• 82.8% will have to develop new tracking and collecting methods for global surgery data
• 46.4% will need to buy more technology (such as handheld devices or stopwatches) to document time spent providing global surgery services
So far, the American College of Surgeons (ACS), the American Association of Orthopaedic Surgeons, the American Association of Neurological Surgeons (AANS), the Congress of Neurological Surgeons (CNS), the American Medical Association, and several others have filed protests with CMS.
“The claims-based data collection mandate is so burdensome that most physicians will not be able to comply by January 1, 2017, which will result in CMS being unable to collect accurate and usable data, particularly in light of the unfinished final rule at the time of this writing,” the AANS and CNS wrote in a letter to CMS.
For more, read the full article at HealthLeaders Media.
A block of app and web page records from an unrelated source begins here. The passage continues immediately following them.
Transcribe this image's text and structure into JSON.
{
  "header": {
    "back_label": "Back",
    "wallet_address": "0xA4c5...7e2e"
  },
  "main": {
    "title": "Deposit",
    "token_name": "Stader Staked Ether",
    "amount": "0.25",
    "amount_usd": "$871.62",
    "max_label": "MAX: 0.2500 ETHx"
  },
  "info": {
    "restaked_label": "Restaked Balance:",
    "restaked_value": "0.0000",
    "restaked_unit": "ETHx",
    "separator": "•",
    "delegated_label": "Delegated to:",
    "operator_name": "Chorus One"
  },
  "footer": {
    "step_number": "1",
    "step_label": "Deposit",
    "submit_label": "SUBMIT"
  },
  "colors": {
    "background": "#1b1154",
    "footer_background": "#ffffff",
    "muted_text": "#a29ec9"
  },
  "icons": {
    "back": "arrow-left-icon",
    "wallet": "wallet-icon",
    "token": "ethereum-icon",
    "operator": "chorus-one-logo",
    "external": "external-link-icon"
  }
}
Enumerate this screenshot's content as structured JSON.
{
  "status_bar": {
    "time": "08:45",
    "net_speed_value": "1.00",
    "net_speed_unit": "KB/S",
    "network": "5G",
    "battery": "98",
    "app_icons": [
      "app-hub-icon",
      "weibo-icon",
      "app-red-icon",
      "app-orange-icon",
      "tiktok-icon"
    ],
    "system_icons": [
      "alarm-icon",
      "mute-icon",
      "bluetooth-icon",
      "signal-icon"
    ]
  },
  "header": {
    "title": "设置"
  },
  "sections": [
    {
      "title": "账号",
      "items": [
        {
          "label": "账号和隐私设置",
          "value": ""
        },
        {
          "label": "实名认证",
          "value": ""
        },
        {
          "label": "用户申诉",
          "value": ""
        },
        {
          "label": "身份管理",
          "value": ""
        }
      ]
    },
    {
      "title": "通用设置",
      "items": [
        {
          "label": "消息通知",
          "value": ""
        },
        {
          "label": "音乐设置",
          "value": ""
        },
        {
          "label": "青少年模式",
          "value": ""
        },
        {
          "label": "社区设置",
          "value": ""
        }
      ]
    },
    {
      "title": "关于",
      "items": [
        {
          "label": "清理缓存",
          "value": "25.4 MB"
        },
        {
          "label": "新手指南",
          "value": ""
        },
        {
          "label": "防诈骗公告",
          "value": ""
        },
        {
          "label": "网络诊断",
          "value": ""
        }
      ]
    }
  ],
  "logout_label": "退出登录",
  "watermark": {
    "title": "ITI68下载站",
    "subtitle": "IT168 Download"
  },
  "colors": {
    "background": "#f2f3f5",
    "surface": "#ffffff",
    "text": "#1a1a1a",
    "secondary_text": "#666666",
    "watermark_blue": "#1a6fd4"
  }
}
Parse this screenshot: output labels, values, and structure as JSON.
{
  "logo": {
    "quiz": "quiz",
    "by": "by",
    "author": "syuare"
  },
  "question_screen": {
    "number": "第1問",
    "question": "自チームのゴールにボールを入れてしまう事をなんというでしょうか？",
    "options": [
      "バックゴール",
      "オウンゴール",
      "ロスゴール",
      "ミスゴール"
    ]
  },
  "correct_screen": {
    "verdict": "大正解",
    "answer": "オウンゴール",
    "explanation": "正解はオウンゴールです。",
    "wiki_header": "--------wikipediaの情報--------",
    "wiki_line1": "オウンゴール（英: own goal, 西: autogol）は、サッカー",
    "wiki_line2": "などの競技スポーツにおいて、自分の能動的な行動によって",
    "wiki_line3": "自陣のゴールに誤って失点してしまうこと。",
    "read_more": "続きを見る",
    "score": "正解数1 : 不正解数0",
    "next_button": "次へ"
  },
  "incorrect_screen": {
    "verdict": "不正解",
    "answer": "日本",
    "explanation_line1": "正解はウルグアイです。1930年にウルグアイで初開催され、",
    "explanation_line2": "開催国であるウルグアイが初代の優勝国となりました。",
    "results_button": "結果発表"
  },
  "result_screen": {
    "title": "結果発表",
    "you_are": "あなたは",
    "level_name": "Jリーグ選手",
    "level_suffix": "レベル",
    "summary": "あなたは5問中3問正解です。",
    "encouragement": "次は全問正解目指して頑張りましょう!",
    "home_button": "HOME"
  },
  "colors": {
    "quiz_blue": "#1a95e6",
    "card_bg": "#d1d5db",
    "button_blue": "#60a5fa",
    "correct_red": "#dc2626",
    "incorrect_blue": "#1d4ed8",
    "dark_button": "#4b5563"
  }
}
A study published in The Journal of the American Medical Association has found that surgery patients in hospitals with better nursing environments receive better care without drastically increasing costs. Researchers found the 30-day mortality rate for postoperative patients was 4.8% at hospitals with more than 1.5 nurses per bed (NPB), while facilities with less than one NPB had a 30-day mortality rate of 5.8%.
“It wasn’t just the number of nurses that made the difference. Magnet status hospitals recognized for having excellent nursing programs and cultures do better,” study author Linda Aiken, PhD, RN, said in a press release.
While there’ve been numerous studies showing the benefits of a bigger nursing staff, the cost of hiring new staff has been an impediment for many facilities. Despite this, better staffed hospitals actually paid less ($163) overall per patient than understaffed hospitals.